The people who work at the Vatican and in the Roman Curia are supposed to be “sensitive antennas” that faithfully transmit the desires of the pope and receive information from dioceses and Eastern Catholic churches around the world, Pope Francis said.
Remembering that the Curia exists exclusively for the service of the Gospel, the pope and the Church is the only way to counter “that imbalanced and degenerate logic of conspiracies or little cliques that, despite all their justifications and good intentions, represent a cancer,” the pope said on 21st December.
Holding his annual pre-Christmas meeting with top officials of the Roman Curia and Vatican City State and with cardinals living in Rome, Pope Francis said he wanted to build on his previous talks about the reform of the Curia by focusing on its relationship to the world outside the Vatican walls.
His reflections, he said, were based on principles and Church laws governing the Curia, but also “on the personal vision I have tried to share” as the process of reforming the Curia has unfolded.
The process began a month after he was elected in March 2013 and is ongoing, which brings to mind, he said, a saying attributed to a 19th-century Belgian cleric and Vatican statesman: “Carrying out reform in Rome is like cleaning an Egyptian Sphinx with a toothbrush.”
Still, he said, the process must continue for the good of the Curia itself, the good of the Church and, ultimately, the good of the world.

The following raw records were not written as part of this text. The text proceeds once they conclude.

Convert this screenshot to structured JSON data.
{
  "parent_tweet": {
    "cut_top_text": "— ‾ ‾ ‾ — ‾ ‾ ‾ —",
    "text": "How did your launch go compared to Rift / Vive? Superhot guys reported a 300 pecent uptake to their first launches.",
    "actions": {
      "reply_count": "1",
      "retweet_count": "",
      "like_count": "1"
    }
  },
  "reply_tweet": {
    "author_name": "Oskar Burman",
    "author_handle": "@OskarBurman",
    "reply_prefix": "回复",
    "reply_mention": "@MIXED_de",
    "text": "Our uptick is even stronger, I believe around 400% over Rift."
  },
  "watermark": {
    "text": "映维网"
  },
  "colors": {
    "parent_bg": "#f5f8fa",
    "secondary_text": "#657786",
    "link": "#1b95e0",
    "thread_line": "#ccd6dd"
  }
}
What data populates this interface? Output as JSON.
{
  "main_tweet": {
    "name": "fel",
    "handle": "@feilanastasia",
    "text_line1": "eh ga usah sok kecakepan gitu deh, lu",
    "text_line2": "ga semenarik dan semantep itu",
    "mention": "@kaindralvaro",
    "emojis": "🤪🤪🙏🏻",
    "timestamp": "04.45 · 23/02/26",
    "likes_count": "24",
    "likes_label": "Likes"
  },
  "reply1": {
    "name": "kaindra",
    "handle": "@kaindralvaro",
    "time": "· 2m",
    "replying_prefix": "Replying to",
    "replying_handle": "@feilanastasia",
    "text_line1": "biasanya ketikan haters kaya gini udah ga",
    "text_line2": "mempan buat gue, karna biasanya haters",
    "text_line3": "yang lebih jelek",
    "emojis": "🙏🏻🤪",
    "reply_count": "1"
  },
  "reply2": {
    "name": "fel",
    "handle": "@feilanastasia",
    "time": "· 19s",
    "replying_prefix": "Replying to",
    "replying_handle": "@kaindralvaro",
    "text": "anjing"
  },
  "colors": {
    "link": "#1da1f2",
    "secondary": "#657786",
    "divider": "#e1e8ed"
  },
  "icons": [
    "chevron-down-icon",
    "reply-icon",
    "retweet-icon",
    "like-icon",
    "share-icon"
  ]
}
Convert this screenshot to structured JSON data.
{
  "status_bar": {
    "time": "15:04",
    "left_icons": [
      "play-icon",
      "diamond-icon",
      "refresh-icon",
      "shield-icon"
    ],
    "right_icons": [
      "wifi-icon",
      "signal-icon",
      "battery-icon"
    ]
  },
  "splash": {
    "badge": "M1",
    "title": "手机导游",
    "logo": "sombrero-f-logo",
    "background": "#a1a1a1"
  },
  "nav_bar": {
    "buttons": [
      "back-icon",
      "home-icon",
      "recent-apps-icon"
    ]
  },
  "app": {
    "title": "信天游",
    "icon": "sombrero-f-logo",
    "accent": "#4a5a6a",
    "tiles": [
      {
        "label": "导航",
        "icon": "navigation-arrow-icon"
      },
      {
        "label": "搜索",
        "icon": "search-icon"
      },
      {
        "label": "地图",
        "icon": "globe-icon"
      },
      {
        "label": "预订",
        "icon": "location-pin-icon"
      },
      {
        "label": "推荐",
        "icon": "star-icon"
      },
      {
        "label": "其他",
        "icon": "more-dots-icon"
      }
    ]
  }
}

Picture: Pope Francis speaks during his annual pre-Christmas meeting with top officials of the Roman Curia and Vatican City State and with cardinals living in Rome in the Clementine Hall at the Vatican on 21st December. (CNS photo/Claudio Peri pool via Reuters).